(Stored entries)
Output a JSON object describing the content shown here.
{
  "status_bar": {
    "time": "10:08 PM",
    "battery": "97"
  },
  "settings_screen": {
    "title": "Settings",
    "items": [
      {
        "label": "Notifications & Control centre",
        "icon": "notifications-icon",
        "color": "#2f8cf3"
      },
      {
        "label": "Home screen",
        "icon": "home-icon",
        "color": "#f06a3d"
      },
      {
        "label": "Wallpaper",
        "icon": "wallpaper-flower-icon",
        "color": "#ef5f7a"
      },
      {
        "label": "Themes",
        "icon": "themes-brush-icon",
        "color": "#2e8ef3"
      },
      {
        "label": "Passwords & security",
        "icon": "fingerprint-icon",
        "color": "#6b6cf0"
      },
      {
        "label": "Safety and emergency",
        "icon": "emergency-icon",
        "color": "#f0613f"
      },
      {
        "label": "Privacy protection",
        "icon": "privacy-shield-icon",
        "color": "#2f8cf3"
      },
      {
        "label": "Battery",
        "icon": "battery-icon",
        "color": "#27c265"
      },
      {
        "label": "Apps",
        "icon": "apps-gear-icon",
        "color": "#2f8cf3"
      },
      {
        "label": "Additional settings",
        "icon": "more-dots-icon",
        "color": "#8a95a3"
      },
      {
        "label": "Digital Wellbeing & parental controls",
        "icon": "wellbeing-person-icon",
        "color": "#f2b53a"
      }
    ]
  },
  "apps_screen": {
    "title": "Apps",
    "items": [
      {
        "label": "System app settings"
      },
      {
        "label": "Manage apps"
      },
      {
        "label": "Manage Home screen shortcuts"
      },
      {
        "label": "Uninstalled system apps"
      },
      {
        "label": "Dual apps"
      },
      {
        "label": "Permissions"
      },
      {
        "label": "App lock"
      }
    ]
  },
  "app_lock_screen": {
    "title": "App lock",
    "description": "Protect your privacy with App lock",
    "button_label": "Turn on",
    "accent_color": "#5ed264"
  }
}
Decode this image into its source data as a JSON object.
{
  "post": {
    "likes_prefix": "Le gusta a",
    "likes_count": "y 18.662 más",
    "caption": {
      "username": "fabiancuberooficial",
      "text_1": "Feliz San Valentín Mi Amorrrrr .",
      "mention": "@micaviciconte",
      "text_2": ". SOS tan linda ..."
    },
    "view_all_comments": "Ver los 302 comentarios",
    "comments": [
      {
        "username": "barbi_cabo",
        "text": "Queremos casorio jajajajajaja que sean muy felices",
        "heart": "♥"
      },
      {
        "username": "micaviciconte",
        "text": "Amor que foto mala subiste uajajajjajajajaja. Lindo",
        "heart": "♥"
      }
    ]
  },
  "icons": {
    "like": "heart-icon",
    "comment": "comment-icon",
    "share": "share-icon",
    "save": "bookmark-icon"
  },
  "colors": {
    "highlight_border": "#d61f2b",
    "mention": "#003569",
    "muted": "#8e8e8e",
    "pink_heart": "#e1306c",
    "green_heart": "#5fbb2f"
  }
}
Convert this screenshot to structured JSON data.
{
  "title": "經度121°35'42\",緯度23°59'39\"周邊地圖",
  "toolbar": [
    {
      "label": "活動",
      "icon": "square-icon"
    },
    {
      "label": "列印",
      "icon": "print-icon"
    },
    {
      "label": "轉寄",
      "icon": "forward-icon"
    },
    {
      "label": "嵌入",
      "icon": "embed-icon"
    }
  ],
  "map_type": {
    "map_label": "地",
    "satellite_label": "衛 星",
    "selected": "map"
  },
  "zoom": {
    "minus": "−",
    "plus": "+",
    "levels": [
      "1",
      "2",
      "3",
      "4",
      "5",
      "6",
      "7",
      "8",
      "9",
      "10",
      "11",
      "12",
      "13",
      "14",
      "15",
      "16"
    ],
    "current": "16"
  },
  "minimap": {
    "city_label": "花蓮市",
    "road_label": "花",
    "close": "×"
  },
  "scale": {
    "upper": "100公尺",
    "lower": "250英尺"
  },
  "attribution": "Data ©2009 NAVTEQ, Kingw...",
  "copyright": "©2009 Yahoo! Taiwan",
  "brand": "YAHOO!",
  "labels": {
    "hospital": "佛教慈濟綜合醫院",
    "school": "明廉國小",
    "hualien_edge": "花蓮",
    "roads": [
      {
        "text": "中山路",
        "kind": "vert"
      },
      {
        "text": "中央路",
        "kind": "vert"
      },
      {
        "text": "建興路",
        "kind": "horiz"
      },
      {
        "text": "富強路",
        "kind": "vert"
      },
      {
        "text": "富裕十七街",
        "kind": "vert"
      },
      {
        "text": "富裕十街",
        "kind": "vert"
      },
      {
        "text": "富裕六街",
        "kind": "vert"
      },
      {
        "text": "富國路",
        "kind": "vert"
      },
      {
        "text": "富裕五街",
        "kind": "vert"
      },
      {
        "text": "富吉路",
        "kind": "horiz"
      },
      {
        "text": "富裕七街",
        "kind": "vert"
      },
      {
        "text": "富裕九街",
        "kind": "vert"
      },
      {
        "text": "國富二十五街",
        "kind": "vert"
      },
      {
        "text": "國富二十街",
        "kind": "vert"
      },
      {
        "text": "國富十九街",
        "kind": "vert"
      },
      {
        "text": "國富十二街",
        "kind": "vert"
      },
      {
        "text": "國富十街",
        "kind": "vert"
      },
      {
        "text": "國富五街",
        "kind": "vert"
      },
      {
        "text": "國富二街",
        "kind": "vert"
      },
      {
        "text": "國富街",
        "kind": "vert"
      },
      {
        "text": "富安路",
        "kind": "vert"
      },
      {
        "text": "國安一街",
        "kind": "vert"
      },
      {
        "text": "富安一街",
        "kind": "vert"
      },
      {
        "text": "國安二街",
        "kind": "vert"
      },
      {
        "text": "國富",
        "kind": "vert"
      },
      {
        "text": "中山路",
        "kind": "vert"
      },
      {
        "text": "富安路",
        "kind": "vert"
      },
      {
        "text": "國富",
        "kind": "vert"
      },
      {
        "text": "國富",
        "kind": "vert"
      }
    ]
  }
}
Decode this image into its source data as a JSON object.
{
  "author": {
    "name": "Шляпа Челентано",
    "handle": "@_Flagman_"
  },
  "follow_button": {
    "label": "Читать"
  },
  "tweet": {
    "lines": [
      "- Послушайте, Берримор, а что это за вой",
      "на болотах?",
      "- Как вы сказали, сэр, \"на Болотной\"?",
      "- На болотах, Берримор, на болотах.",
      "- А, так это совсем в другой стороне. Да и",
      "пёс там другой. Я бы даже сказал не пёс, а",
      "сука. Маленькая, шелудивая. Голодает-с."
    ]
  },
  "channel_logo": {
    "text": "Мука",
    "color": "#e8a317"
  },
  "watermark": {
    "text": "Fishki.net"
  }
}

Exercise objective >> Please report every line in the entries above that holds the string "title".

Answer to this problem >>
    "title": "Settings",
    "title": "Apps",
    "title": "App lock",
  "title": "經度121°35'42\",緯度23°59'39\"周邊地圖",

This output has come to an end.